Synthesis 3: Writing a Discussion I

Synthesis 4: Writing a Discussion II

Exercise 2

1. Evaluate the following argument map:

Capital punishment map

Drag this image onto the workspace to proceed.  You must be using the inbuilt browser in Rationale 1.3 or later.


  • Start evaluating at the left-most basis box and work through one branch at a time from bottom to top, and finish by evaluating the position

  • When evaluating basis boxes, ask yourself: is this a reliable source of information? Does this basis provide sufficient sufficient evidence for me to believe the claim above it?

  • When evaluating reasons, ask yourself: what confidence do I have in this reason, given my assessment of its basis?
    • If you think its basis is reliable, ask yourself: does this reason give support for the claim above it? How good a reason is it - strong or weak?
    • If you think its basis is unreliable, ask yourself: could I still reasonably accept this claim on other grounds?  If the answer is no, then the reason can't provide any support for the claim above it.
  • Evaluate objections the same way that you evaluate reasons, but the question becomes: does this claim undermine the claim above it?
  • To evaluate the position, ask yourself: what confidence do I have in this, given my evaluation of the top layer of reasons and objections? On balance, is there a better case for accepting it, rejecting it, or taking no stand on the matter?

2. Check your work against the model.

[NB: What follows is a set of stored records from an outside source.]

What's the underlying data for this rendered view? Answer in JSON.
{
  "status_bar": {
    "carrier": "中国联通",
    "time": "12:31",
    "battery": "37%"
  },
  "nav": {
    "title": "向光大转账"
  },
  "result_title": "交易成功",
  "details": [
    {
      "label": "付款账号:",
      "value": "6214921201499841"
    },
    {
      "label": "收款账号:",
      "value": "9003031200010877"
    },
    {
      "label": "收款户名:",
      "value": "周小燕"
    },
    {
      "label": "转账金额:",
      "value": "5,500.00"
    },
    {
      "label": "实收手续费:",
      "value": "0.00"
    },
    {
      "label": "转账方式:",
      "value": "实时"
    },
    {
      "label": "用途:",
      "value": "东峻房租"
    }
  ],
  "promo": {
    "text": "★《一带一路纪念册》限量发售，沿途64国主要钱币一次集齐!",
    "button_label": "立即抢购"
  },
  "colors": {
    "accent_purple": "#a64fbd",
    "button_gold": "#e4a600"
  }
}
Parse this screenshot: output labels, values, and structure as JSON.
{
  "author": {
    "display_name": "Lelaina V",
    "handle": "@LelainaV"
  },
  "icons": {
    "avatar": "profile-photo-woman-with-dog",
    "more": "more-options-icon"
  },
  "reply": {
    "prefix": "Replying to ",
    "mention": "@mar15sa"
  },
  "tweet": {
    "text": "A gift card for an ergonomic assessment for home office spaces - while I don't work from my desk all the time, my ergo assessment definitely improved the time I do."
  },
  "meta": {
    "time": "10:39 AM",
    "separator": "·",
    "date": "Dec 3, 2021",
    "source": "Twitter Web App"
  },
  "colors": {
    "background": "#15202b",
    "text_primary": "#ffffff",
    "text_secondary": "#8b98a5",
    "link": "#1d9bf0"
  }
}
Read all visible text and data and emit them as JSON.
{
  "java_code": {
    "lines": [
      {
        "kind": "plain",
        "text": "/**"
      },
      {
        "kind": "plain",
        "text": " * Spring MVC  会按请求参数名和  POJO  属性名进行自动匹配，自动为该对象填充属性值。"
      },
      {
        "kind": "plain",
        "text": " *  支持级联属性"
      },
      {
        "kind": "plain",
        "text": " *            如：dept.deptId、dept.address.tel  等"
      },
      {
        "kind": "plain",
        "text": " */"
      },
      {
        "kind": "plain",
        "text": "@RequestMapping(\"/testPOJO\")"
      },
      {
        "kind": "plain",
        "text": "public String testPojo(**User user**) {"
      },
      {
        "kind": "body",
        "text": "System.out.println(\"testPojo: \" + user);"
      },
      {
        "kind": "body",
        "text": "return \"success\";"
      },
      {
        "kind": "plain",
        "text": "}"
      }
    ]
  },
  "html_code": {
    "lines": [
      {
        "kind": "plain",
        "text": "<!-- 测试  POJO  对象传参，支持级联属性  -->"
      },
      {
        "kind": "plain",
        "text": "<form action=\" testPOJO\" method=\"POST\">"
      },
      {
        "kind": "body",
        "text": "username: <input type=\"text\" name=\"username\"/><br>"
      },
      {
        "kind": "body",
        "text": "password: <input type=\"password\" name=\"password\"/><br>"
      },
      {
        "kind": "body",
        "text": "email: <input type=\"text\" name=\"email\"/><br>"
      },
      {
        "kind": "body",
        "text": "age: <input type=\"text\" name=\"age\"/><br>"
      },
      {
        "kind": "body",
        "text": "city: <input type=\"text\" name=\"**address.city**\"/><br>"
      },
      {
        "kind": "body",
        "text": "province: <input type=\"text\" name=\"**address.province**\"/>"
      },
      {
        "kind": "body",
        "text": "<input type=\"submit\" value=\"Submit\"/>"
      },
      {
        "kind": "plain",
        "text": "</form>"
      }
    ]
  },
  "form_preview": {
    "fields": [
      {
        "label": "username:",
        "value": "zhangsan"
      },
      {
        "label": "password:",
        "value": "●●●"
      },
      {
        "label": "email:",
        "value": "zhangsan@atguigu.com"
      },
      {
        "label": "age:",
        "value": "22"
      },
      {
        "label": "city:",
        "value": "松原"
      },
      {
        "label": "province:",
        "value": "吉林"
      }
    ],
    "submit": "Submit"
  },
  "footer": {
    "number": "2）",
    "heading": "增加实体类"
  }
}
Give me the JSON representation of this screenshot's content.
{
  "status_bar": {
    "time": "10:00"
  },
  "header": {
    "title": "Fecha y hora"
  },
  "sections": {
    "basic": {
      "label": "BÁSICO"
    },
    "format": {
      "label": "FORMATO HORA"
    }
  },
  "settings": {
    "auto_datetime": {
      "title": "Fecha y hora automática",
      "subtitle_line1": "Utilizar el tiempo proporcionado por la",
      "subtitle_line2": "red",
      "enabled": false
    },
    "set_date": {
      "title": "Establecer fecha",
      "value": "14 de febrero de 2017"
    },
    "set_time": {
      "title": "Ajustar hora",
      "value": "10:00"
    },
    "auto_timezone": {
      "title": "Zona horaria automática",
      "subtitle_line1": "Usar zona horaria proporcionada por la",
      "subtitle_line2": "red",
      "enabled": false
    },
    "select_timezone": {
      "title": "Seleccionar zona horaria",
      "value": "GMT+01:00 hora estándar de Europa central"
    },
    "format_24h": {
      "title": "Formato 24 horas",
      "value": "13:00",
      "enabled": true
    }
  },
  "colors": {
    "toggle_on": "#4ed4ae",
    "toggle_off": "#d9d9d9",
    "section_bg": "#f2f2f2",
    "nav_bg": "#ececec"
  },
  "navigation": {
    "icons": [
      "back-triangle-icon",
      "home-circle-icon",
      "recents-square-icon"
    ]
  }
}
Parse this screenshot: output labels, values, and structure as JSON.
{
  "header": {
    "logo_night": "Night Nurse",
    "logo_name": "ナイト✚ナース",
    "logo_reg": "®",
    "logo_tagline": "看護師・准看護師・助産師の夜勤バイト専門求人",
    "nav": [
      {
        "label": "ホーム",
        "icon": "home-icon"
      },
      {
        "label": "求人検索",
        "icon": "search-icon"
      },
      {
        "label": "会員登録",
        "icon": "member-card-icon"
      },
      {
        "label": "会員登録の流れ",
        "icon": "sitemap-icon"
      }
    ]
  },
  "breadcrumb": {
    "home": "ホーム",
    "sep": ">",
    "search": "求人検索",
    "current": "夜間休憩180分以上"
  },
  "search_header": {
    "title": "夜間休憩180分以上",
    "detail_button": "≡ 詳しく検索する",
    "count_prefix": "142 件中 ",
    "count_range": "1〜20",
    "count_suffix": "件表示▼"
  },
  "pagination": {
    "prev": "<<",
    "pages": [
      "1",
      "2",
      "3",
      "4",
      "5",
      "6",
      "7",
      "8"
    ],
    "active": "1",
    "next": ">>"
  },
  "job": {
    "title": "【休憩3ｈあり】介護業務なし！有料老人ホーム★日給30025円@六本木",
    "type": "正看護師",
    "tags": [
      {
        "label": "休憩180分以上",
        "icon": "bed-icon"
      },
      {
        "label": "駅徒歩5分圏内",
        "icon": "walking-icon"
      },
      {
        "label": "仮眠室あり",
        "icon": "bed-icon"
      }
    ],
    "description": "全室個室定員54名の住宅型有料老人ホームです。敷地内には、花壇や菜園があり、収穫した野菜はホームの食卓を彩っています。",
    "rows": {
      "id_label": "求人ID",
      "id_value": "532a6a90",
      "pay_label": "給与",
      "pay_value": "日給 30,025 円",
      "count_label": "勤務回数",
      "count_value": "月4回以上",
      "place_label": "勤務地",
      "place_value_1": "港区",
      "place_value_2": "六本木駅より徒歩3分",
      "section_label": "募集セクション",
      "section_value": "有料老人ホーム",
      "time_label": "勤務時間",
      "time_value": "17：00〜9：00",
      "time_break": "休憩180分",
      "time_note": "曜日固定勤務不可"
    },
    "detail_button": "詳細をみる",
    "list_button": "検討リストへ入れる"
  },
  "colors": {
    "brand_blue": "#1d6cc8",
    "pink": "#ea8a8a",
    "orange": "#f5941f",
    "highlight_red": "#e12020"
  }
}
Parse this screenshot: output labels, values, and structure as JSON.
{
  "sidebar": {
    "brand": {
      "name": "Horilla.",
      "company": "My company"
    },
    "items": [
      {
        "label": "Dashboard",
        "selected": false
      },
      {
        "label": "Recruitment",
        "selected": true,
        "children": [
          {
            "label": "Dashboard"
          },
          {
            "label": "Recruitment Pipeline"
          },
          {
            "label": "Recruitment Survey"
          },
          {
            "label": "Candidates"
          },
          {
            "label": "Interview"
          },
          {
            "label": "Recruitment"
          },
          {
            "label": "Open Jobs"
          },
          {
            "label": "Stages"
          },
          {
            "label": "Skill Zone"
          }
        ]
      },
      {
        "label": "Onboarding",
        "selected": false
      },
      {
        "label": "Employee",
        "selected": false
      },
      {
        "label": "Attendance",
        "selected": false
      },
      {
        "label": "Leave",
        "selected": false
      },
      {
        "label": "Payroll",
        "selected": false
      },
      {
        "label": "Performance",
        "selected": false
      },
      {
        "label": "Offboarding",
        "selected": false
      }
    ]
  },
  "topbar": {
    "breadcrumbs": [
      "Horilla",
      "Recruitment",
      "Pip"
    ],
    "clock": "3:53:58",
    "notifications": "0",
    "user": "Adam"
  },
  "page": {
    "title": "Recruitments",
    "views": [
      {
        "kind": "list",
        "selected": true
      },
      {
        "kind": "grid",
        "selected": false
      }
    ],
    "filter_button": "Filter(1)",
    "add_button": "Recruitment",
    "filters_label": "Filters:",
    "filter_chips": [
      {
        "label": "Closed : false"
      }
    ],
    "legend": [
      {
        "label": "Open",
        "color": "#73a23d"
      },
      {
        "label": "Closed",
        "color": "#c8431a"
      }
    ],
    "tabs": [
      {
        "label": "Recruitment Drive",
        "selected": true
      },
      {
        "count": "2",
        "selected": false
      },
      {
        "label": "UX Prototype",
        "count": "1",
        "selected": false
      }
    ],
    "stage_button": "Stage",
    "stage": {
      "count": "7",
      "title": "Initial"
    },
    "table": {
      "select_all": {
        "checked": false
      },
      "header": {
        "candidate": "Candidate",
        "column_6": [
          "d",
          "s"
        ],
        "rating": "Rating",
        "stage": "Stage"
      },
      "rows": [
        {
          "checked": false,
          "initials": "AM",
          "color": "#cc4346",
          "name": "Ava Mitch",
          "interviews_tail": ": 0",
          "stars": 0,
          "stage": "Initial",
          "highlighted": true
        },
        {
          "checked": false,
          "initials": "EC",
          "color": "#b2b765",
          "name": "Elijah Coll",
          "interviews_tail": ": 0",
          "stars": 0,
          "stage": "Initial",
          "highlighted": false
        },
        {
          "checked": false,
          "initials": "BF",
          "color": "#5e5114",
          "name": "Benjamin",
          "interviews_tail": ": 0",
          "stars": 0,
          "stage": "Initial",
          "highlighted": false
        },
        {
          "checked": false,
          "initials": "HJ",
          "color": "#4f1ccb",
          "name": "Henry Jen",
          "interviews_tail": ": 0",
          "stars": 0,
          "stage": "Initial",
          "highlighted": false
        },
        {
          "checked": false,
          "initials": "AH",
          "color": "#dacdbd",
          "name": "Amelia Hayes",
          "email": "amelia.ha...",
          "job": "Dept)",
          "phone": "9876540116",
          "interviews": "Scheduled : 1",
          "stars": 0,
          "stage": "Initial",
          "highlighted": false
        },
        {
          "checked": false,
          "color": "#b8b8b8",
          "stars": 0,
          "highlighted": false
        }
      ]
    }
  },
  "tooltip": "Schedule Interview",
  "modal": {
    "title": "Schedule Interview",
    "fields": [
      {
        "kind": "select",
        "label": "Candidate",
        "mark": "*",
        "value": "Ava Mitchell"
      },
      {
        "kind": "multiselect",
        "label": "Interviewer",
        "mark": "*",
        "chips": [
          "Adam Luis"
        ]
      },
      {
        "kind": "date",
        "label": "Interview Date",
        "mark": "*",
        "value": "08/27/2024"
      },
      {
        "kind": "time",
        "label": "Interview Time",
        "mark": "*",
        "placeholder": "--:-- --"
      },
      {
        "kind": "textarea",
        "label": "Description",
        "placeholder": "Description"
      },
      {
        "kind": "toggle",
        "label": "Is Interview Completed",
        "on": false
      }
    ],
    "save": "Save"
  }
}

Content of this page drawn in whole or part from the Austhink Rationale Exercises with permission from Austhink.